### Exercise objective
Each record should be copied exactly, and none of them omitted.

### Given records

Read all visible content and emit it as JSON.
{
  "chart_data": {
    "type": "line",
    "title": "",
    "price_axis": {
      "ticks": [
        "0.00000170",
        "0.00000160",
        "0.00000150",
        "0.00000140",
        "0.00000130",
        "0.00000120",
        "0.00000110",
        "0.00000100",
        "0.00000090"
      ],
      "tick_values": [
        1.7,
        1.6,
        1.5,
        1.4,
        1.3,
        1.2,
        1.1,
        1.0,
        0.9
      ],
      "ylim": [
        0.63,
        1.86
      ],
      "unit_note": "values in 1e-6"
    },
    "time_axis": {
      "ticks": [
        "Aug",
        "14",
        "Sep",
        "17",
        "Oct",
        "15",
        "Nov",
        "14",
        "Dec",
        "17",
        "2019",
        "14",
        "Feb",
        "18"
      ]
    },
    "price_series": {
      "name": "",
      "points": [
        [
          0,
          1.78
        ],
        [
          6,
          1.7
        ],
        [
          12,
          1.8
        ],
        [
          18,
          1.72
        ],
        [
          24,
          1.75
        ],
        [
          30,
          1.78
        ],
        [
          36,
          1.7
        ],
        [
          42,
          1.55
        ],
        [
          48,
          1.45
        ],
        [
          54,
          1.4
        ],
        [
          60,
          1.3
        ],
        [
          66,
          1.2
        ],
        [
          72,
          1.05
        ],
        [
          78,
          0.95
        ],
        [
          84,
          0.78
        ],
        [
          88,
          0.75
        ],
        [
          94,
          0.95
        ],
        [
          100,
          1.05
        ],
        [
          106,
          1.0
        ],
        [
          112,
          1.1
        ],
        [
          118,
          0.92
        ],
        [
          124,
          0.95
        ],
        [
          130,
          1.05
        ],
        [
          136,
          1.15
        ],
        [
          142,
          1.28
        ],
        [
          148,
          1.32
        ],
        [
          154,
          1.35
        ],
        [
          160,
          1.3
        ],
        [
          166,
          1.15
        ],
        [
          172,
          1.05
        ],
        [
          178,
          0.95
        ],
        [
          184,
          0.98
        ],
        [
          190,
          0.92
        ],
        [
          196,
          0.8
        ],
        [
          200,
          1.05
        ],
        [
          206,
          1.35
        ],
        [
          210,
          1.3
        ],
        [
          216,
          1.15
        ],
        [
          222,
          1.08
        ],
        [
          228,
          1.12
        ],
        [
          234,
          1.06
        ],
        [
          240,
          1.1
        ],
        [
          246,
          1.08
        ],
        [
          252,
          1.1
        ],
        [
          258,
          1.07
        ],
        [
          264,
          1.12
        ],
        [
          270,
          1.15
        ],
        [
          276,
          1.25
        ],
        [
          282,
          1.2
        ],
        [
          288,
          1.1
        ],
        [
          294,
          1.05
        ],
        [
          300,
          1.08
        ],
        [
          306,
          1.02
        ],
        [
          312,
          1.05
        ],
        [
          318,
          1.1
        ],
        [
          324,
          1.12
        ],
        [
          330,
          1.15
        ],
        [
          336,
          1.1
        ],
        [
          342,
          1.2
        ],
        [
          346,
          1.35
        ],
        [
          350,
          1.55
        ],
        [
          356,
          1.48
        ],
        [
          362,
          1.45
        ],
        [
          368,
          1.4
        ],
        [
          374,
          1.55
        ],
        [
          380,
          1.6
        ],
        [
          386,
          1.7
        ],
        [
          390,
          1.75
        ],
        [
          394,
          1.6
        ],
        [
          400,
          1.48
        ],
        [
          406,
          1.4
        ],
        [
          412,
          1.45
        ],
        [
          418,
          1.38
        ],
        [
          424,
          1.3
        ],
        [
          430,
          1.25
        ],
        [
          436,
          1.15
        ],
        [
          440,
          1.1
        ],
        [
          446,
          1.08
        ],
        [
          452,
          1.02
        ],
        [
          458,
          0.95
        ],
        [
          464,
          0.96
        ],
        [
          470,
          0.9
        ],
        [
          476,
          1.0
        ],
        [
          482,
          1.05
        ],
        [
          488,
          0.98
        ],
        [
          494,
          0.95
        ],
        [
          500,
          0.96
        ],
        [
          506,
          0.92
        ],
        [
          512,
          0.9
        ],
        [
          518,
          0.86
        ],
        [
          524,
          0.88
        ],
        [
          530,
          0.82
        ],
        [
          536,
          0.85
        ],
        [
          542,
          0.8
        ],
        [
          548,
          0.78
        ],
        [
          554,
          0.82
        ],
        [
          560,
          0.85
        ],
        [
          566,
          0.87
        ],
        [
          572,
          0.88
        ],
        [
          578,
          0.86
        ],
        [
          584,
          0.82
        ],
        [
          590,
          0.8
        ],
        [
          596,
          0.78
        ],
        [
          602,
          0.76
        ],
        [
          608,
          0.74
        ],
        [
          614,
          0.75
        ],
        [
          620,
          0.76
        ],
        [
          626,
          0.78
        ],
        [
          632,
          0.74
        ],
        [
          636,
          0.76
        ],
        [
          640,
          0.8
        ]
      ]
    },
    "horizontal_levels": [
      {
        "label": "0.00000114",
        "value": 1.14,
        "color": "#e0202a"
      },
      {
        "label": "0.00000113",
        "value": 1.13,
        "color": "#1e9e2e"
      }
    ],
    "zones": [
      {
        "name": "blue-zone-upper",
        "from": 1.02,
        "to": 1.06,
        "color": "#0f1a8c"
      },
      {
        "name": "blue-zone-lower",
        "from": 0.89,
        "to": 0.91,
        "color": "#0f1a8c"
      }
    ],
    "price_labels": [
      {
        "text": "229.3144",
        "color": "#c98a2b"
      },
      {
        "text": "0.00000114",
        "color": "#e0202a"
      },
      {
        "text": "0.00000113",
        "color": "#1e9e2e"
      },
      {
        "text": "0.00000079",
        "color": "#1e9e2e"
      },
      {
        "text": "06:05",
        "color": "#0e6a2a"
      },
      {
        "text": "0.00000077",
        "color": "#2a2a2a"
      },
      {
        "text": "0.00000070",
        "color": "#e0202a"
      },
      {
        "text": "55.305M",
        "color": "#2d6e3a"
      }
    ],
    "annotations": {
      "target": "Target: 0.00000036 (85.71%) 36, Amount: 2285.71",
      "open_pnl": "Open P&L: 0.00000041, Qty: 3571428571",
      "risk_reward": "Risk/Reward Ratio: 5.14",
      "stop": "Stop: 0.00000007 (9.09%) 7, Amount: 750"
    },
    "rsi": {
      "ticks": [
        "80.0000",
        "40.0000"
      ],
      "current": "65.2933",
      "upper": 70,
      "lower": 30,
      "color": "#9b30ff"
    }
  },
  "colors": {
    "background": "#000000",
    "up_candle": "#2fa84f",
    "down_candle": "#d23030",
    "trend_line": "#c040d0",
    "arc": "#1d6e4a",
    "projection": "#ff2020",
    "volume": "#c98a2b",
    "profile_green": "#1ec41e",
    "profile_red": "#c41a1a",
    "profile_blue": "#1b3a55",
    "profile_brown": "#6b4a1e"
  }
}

### Result of this exercise
Read all visible content and emit it as JSON.
{
  "chart_data": {
    "type": "line",
    "title": "",
    "price_axis": {
      "ticks": [
        "0.00000170",
        "0.00000160",
        "0.00000150",
        "0.00000140",
        "0.00000130",
        "0.00000120",
        "0.00000110",
        "0.00000100",
        "0.00000090"
      ],
      "tick_values": [
        1.7,
        1.6,
        1.5,
        1.4,
        1.3,
        1.2,
        1.1,
        1.0,
        0.9
      ],
      "ylim": [
        0.63,
        1.86
      ],
      "unit_note": "values in 1e-6"
    },
    "time_axis": {
      "ticks": [
        "Aug",
        "14",
        "Sep",
        "17",
        "Oct",
        "15",
        "Nov",
        "14",
        "Dec",
        "17",
        "2019",
        "14",
        "Feb",
        "18"
      ]
    },
    "price_series": {
      "name": "",
      "points": [
        [
          0,
          1.78
        ],
        [
          6,
          1.7
        ],
        [
          12,
          1.8
        ],
        [
          18,
          1.72
        ],
        [
          24,
          1.75
        ],
        [
          30,
          1.78
        ],
        [
          36,
          1.7
        ],
        [
          42,
          1.55
        ],
        [
          48,
          1.45
        ],
        [
          54,
          1.4
        ],
        [
          60,
          1.3
        ],
        [
          66,
          1.2
        ],
        [
          72,
          1.05
        ],
        [
          78,
          0.95
        ],
        [
          84,
          0.78
        ],
        [
          88,
          0.75
        ],
        [
          94,
          0.95
        ],
        [
          100,
          1.05
        ],
        [
          106,
          1.0
        ],
        [
          112,
          1.1
        ],
        [
          118,
          0.92
        ],
        [
          124,
          0.95
        ],
        [
          130,
          1.05
        ],
        [
          136,
          1.15
        ],
        [
          142,
          1.28
        ],
        [
          148,
          1.32
        ],
        [
          154,
          1.35
        ],
        [
          160,
          1.3
        ],
        [
          166,
          1.15
        ],
        [
          172,
          1.05
        ],
        [
          178,
          0.95
        ],
        [
          184,
          0.98
        ],
        [
          190,
          0.92
        ],
        [
          196,
          0.8
        ],
        [
          200,
          1.05
        ],
        [
          206,
          1.35
        ],
        [
          210,
          1.3
        ],
        [
          216,
          1.15
        ],
        [
          222,
          1.08
        ],
        [
          228,
          1.12
        ],
        [
          234,
          1.06
        ],
        [
          240,
          1.1
        ],
        [
          246,
          1.08
        ],
        [
          252,
          1.1
        ],
        [
          258,
          1.07
        ],
        [
          264,
          1.12
        ],
        [
          270,
          1.15
        ],
        [
          276,
          1.25
        ],
        [
          282,
          1.2
        ],
        [
          288,
          1.1
        ],
        [
          294,
          1.05
        ],
        [
          300,
          1.08
        ],
        [
          306,
          1.02
        ],
        [
          312,
          1.05
        ],
        [
          318,
          1.1
        ],
        [
          324,
          1.12
        ],
        [
          330,
          1.15
        ],
        [
          336,
          1.1
        ],
        [
          342,
          1.2
        ],
        [
          346,
          1.35
        ],
        [
          350,
          1.55
        ],
        [
          356,
          1.48
        ],
        [
          362,
          1.45
        ],
        [
          368,
          1.4
        ],
        [
          374,
          1.55
        ],
        [
          380,
          1.6
        ],
        [
          386,
          1.7
        ],
        [
          390,
          1.75
        ],
        [
          394,
          1.6
        ],
        [
          400,
          1.48
        ],
        [
          406,
          1.4
        ],
        [
          412,
          1.45
        ],
        [
          418,
          1.38
        ],
        [
          424,
          1.3
        ],
        [
          430,
          1.25
        ],
        [
          436,
          1.15
        ],
        [
          440,
          1.1
        ],
        [
          446,
          1.08
        ],
        [
          452,
          1.02
        ],
        [
          458,
          0.95
        ],
        [
          464,
          0.96
        ],
        [
          470,
          0.9
        ],
        [
          476,
          1.0
        ],
        [
          482,
          1.05
        ],
        [
          488,
          0.98
        ],
        [
          494,
          0.95
        ],
        [
          500,
          0.96
        ],
        [
          506,
          0.92
        ],
        [
          512,
          0.9
        ],
        [
          518,
          0.86
        ],
        [
          524,
          0.88
        ],
        [
          530,
          0.82
        ],
        [
          536,
          0.85
        ],
        [
          542,
          0.8
        ],
        [
          548,
          0.78
        ],
        [
          554,
          0.82
        ],
        [
          560,
          0.85
        ],
        [
          566,
          0.87
        ],
        [
          572,
          0.88
        ],
        [
          578,
          0.86
        ],
        [
          584,
          0.82
        ],
        [
          590,
          0.8
        ],
        [
          596,
          0.78
        ],
        [
          602,
          0.76
        ],
        [
          608,
          0.74
        ],
        [
          614,
          0.75
        ],
        [
          620,
          0.76
        ],
        [
          626,
          0.78
        ],
        [
          632,
          0.74
        ],
        [
          636,
          0.76
        ],
        [
          640,
          0.8
        ]
      ]
    },
    "horizontal_levels": [
      {
        "label": "0.00000114",
        "value": 1.14,
        "color": "#e0202a"
      },
      {
        "label": "0.00000113",
        "value": 1.13,
        "color": "#1e9e2e"
      }
    ],
    "zones": [
      {
        "name": "blue-zone-upper",
        "from": 1.02,
        "to": 1.06,
        "color": "#0f1a8c"
      },
      {
        "name": "blue-zone-lower",
        "from": 0.89,
        "to": 0.91,
        "color": "#0f1a8c"
      }
    ],
    "price_labels": [
      {
        "text": "229.3144",
        "color": "#c98a2b"
      },
      {
        "text": "0.00000114",
        "color": "#e0202a"
      },
      {
        "text": "0.00000113",
        "color": "#1e9e2e"
      },
      {
        "text": "0.00000079",
        "color": "#1e9e2e"
      },
      {
        "text": "06:05",
        "color": "#0e6a2a"
      },
      {
        "text": "0.00000077",
        "color": "#2a2a2a"
      },
      {
        "text": "0.00000070",
        "color": "#e0202a"
      },
      {
        "text": "55.305M",
        "color": "#2d6e3a"
      }
    ],
    "annotations": {
      "target": "Target: 0.00000036 (85.71%) 36, Amount: 2285.71",
      "open_pnl": "Open P&L: 0.00000041, Qty: 3571428571",
      "risk_reward": "Risk/Reward Ratio: 5.14",
      "stop": "Stop: 0.00000007 (9.09%) 7, Amount: 750"
    },
    "rsi": {
      "ticks": [
        "80.0000",
        "40.0000"
      ],
      "current": "65.2933",
      "upper": 70,
      "lower": 30,
      "color": "#9b30ff"
    }
  },
  "colors": {
    "background": "#000000",
    "up_candle": "#2fa84f",
    "down_candle": "#d23030",
    "trend_line": "#c040d0",
    "arc": "#1d6e4a",
    "projection": "#ff2020",
    "volume": "#c98a2b",
    "profile_green": "#1ec41e",
    "profile_red": "#c41a1a",
    "profile_blue": "#1b3a55",
    "profile_brown": "#6b4a1e"
  }
}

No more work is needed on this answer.